Save on office supplies at Amazon.


A to Z Writing: SASE Simplified

Veteran authors and columnists know the drill. For decades, publishers’ editorial guidelines have insisted that writers include SASEs with their manuscript submissions. 

What is an SASE?

SASE stands for self-addressed, stamped envelope. Traditionally, publishers have requested such inclusions for their own convenience, particularly with unsolicited manuscripts. Writers willingly complied with the SASE protocol, hoping to increase their chances of receiving editorial responses and as assurances that their manuscripts would be returned, if rejected.

Besides the publishing world, the SASE is occasionally used with autograph requests, special event ticket sales, rebate offers and more.
Should a writer still include the SASE with a submission?

In this age of computerized communications, no savvy writer sends a manuscript without saving its document file first. Increasingly, publishers request electronic submissions eliminating papered submissions.

In addition, a growing number of professional literary agents no longer encourage writing clients to follow the increasingly archaic SASE tradition for several reasons:

1. The SASE begs the question of manuscript rejection. Why not display confidence instead?

2. Editors tend to frown upon tattered recycled (read: rejected) manuscripts. Smart writers print new copies for subsequent submissions anyway.

3. Seasoned writers generally request editorial replies in their cover letters, providing their addresses, telephone numbers, and email addresses. Snail mail replies are somewhat superfluous these days.
Still, some periodicals and publishing houses continue to require SASEs with incoming manuscripts. Editorial guidelines are must-reads before mailing.
Letter Opener
By Amedeo Momo Simonetti
Early 19th Century
Creative Commons Licensing/Wikipedia Commons
2012 A to Z Blogging Challenge logo
Fair Use

Feel free to follow on GooglePlus and Twitter. Please visit my Amazon author page as well.

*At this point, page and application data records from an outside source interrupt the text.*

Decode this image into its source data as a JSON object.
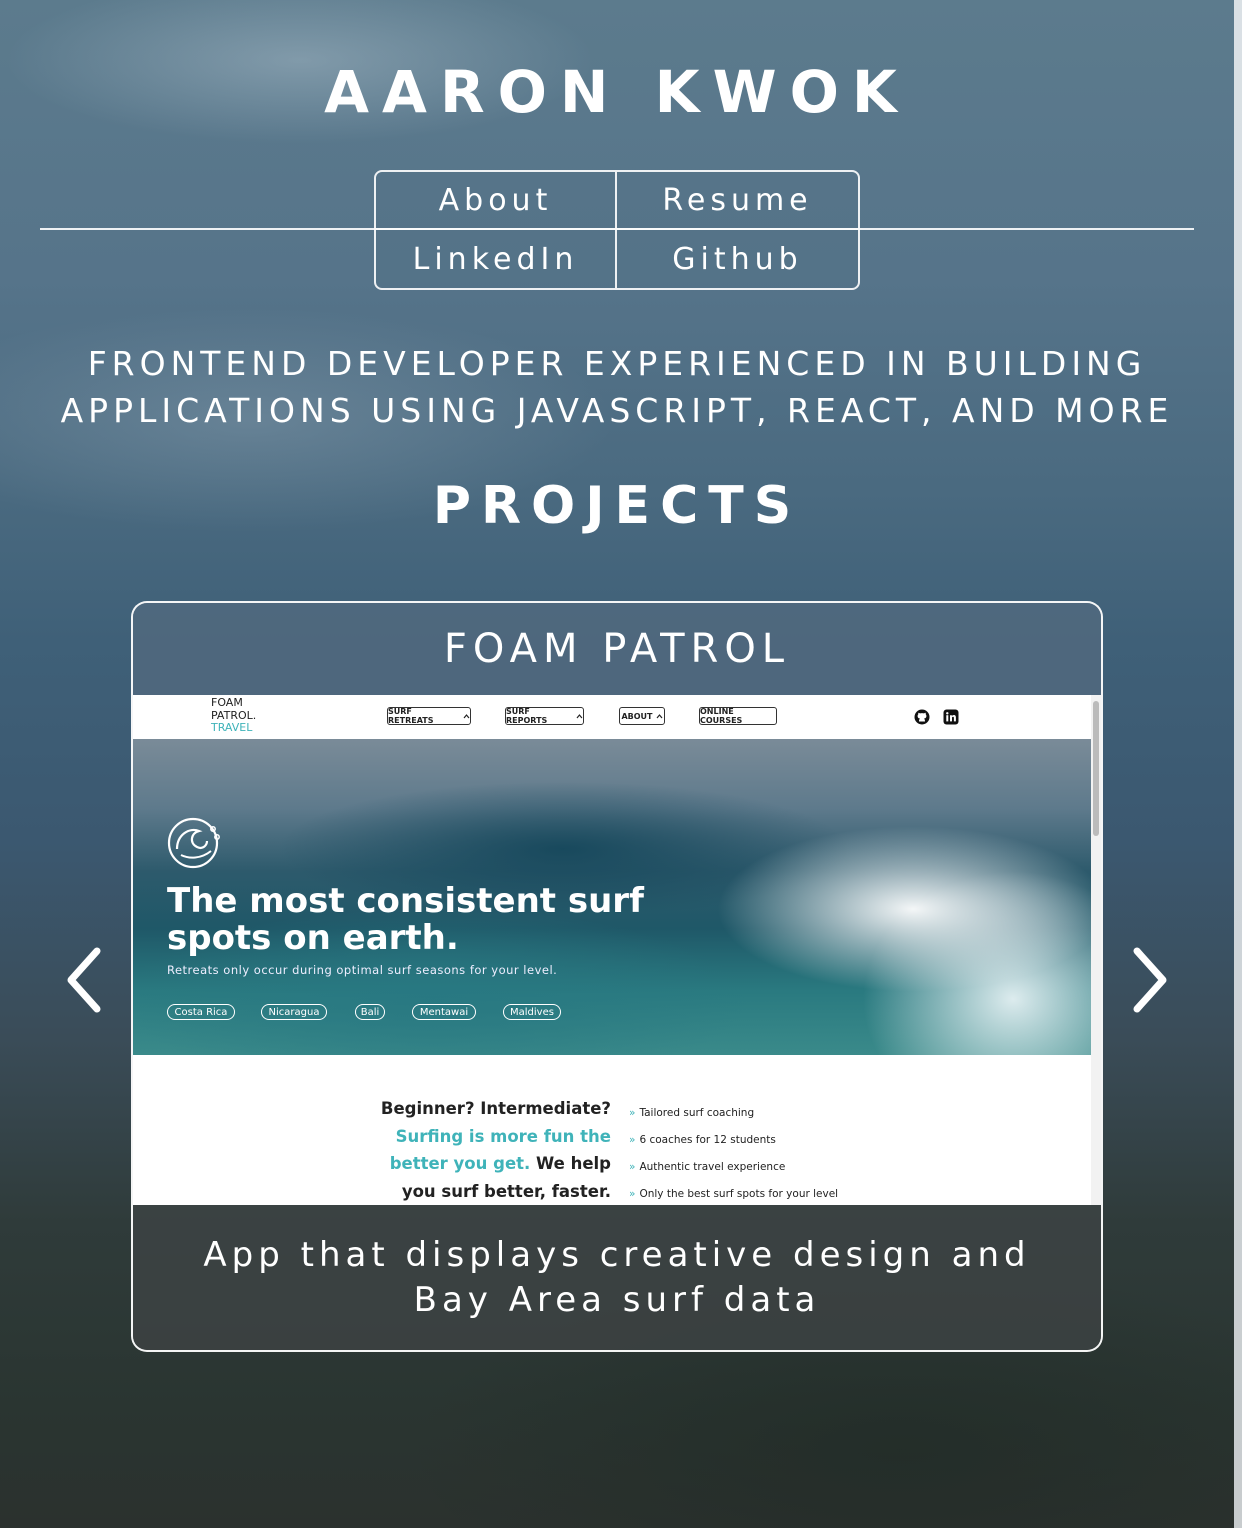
{
  "header": {
    "name": "AARON KWOK"
  },
  "nav": {
    "about": "About",
    "resume": "Resume",
    "linkedin": "LinkedIn",
    "github": "Github"
  },
  "tagline": "FRONTEND DEVELOPER EXPERIENCED IN BUILDING APPLICATIONS USING JAVASCRIPT, REACT, AND MORE",
  "projects": {
    "title": "PROJECTS",
    "prev_icon": "chevron-left-icon",
    "next_icon": "chevron-right-icon",
    "card": {
      "title": "FOAM PATROL",
      "description": "App that displays creative design and Bay Area surf data",
      "screenshot": {
        "logo_line1": "FOAM",
        "logo_line2": "PATROL.",
        "logo_line3": "TRAVEL",
        "nav": [
          "SURF RETREATS",
          "SURF REPORTS",
          "ABOUT",
          "ONLINE COURSES"
        ],
        "hero_title": "The most consistent surf spots on earth.",
        "hero_sub": "Retreats only occur during optimal surf seasons for your level.",
        "chips": [
          "Costa Rica",
          "Nicaragua",
          "Bali",
          "Mentawai",
          "Maldives"
        ],
        "lead_1": "Beginner? Intermediate?",
        "lead_2": "Surfing is more fun the better you get.",
        "lead_3": "We help you surf better, faster.",
        "list": [
          "Tailored surf coaching",
          "6 coaches for 12 students",
          "Authentic travel experience",
          "Only the best surf spots for your level"
        ]
      }
    }
  },
  "colors": {
    "teal_accent": "#3fb3b9",
    "text": "#ffffff"
  }
}
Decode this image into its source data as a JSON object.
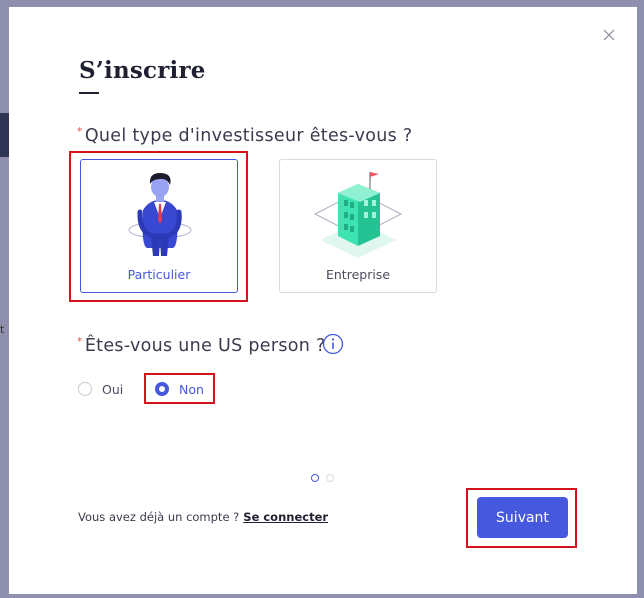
{
  "modal": {
    "title": "S’inscrire",
    "close_icon": "close-icon"
  },
  "investor_type": {
    "required_mark": "*",
    "question": "Quel type d'investisseur êtes-vous ?",
    "options": [
      {
        "label": "Particulier",
        "icon": "person-illustration",
        "selected": true
      },
      {
        "label": "Entreprise",
        "icon": "building-illustration",
        "selected": false
      }
    ]
  },
  "us_person": {
    "required_mark": "*",
    "question": "Êtes-vous une US person ?",
    "info_icon": "info-icon",
    "options": [
      {
        "label": "Oui",
        "checked": false
      },
      {
        "label": "Non",
        "checked": true
      }
    ]
  },
  "pager": {
    "total": 2,
    "current": 1
  },
  "footer": {
    "prompt": "Vous avez déjà un compte ?",
    "login_link": "Se connecter"
  },
  "next_button": {
    "label": "Suivant"
  },
  "colors": {
    "accent": "#4658de",
    "highlight": "#d4141b",
    "required": "#e4554b",
    "building": "#3ee3b2"
  }
}
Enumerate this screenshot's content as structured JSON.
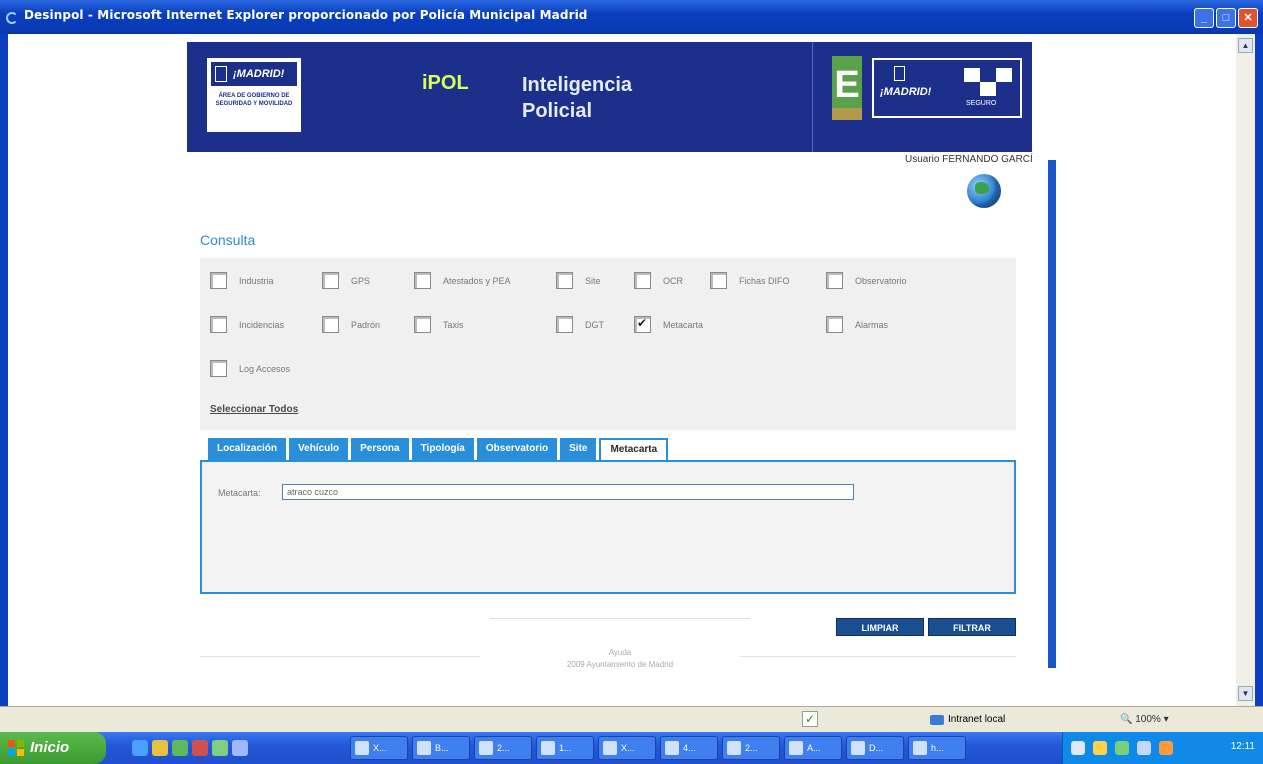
{
  "window": {
    "title": "Desinpol - Microsoft Internet Explorer proporcionado por Policía Municipal Madrid",
    "min_icon": "minimize-icon",
    "max_icon": "maximize-icon",
    "close_icon": "close-icon"
  },
  "header": {
    "madrid_logo_text": "¡MADRID!",
    "madrid_logo_sub": "ÁREA DE GOBIERNO DE SEGURIDAD Y MOVILIDAD",
    "brand": "iPOL",
    "title_line1": "Inteligencia",
    "title_line2": "Policial",
    "seguro_madrid": "¡MADRID!",
    "seguro_label": "SEGURO",
    "e_letter": "E"
  },
  "user": {
    "label": "Usuario FERNANDO GARCÍ"
  },
  "consulta": {
    "title": "Consulta",
    "options": [
      {
        "label": "Industria",
        "checked": false
      },
      {
        "label": "GPS",
        "checked": false
      },
      {
        "label": "Atestados y PEA",
        "checked": false
      },
      {
        "label": "Site",
        "checked": false
      },
      {
        "label": "OCR",
        "checked": false
      },
      {
        "label": "Fichas DIFO",
        "checked": false
      },
      {
        "label": "Observatorio",
        "checked": false
      },
      {
        "label": "Incidencias",
        "checked": false
      },
      {
        "label": "Padrón",
        "checked": false
      },
      {
        "label": "Taxis",
        "checked": false
      },
      {
        "label": "DGT",
        "checked": false
      },
      {
        "label": "Metacarta",
        "checked": true
      },
      {
        "label": "Alarmas",
        "checked": false
      },
      {
        "label": "Log Accesos",
        "checked": false
      }
    ],
    "select_all": "Seleccionar Todos"
  },
  "tabs": [
    "Localización",
    "Vehículo",
    "Persona",
    "Tipología",
    "Observatorio",
    "Site",
    "Metacarta"
  ],
  "active_tab": "Metacarta",
  "metacarta": {
    "label": "Metacarta:",
    "value": "atraco cuzco"
  },
  "buttons": {
    "clear": "LIMPIAR",
    "filter": "FILTRAR"
  },
  "footer": {
    "help": "Ayuda",
    "copyright": "2009 Ayuntamiento de Madrid"
  },
  "statusbar": {
    "zone": "Intranet local",
    "zoom": "100%"
  },
  "taskbar": {
    "start": "Inicio",
    "tasks": [
      "X...",
      "B...",
      "2...",
      "1...",
      "X...",
      "4...",
      "2...",
      "A...",
      "D...",
      "h..."
    ],
    "clock": "12:11"
  }
}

No comments:

Post a Comment

Agree? Disagree? Have related insights, ideas, or a story to share? Feel free to comment, and let Working in Words know you were here.